Records from a data collection:
--- START ---

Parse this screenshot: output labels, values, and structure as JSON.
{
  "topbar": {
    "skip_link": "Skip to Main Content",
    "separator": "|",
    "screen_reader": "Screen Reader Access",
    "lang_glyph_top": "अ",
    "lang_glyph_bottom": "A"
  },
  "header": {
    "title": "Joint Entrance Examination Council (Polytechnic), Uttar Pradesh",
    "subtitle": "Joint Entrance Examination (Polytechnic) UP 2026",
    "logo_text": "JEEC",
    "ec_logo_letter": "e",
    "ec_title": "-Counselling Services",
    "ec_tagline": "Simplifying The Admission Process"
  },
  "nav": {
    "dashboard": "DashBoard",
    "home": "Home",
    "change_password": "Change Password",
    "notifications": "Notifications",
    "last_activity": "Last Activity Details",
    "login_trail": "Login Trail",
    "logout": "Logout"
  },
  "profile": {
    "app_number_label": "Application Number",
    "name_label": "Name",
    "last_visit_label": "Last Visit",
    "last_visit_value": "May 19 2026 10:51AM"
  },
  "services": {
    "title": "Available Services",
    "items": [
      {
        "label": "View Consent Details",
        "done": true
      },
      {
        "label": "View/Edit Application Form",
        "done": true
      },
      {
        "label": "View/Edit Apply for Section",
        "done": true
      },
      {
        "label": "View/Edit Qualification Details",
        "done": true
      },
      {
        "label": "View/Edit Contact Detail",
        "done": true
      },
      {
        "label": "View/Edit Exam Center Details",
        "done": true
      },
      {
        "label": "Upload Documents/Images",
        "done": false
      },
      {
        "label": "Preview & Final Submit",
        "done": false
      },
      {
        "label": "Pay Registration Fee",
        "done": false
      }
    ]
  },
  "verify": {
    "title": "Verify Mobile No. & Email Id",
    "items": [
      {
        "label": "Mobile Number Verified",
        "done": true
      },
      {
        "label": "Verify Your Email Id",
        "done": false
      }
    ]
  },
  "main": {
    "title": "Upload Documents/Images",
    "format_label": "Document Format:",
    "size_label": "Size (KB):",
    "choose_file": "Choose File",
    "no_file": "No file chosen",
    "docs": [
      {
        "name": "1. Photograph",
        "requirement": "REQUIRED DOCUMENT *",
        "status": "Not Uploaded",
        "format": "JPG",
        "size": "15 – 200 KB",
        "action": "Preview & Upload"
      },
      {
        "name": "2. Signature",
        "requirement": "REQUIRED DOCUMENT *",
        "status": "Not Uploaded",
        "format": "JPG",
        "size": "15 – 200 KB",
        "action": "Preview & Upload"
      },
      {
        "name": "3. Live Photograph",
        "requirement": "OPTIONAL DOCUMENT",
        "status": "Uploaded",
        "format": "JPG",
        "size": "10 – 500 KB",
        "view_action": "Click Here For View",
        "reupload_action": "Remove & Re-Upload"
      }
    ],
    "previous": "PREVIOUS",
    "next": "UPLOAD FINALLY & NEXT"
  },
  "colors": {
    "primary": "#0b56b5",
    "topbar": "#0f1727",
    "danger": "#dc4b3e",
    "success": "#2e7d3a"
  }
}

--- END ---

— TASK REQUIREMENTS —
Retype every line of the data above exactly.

— WRITTEN RESPONSE —
Parse this screenshot: output labels, values, and structure as JSON.
{
  "topbar": {
    "skip_link": "Skip to Main Content",
    "separator": "|",
    "screen_reader": "Screen Reader Access",
    "lang_glyph_top": "अ",
    "lang_glyph_bottom": "A"
  },
  "header": {
    "title": "Joint Entrance Examination Council (Polytechnic), Uttar Pradesh",
    "subtitle": "Joint Entrance Examination (Polytechnic) UP 2026",
    "logo_text": "JEEC",
    "ec_logo_letter": "e",
    "ec_title": "-Counselling Services",
    "ec_tagline": "Simplifying The Admission Process"
  },
  "nav": {
    "dashboard": "DashBoard",
    "home": "Home",
    "change_password": "Change Password",
    "notifications": "Notifications",
    "last_activity": "Last Activity Details",
    "login_trail": "Login Trail",
    "logout": "Logout"
  },
  "profile": {
    "app_number_label": "Application Number",
    "name_label": "Name",
    "last_visit_label": "Last Visit",
    "last_visit_value": "May 19 2026 10:51AM"
  },
  "services": {
    "title": "Available Services",
    "items": [
      {
        "label": "View Consent Details",
        "done": true
      },
      {
        "label": "View/Edit Application Form",
        "done": true
      },
      {
        "label": "View/Edit Apply for Section",
        "done": true
      },
      {
        "label": "View/Edit Qualification Details",
        "done": true
      },
      {
        "label": "View/Edit Contact Detail",
        "done": true
      },
      {
        "label": "View/Edit Exam Center Details",
        "done": true
      },
      {
        "label": "Upload Documents/Images",
        "done": false
      },
      {
        "label": "Preview & Final Submit",
        "done": false
      },
      {
        "label": "Pay Registration Fee",
        "done": false
      }
    ]
  },
  "verify": {
    "title": "Verify Mobile No. & Email Id",
    "items": [
      {
        "label": "Mobile Number Verified",
        "done": true
      },
      {
        "label": "Verify Your Email Id",
        "done": false
      }
    ]
  },
  "main": {
    "title": "Upload Documents/Images",
    "format_label": "Document Format:",
    "size_label": "Size (KB):",
    "choose_file": "Choose File",
    "no_file": "No file chosen",
    "docs": [
      {
        "name": "1. Photograph",
        "requirement": "REQUIRED DOCUMENT *",
        "status": "Not Uploaded",
        "format": "JPG",
        "size": "15 – 200 KB",
        "action": "Preview & Upload"
      },
      {
        "name": "2. Signature",
        "requirement": "REQUIRED DOCUMENT *",
        "status": "Not Uploaded",
        "format": "JPG",
        "size": "15 – 200 KB",
        "action": "Preview & Upload"
      },
      {
        "name": "3. Live Photograph",
        "requirement": "OPTIONAL DOCUMENT",
        "status": "Uploaded",
        "format": "JPG",
        "size": "10 – 500 KB",
        "view_action": "Click Here For View",
        "reupload_action": "Remove & Re-Upload"
      }
    ],
    "previous": "PREVIOUS",
    "next": "UPLOAD FINALLY & NEXT"
  },
  "colors": {
    "primary": "#0b56b5",
    "topbar": "#0f1727",
    "danger": "#dc4b3e",
    "success": "#2e7d3a"
  }
}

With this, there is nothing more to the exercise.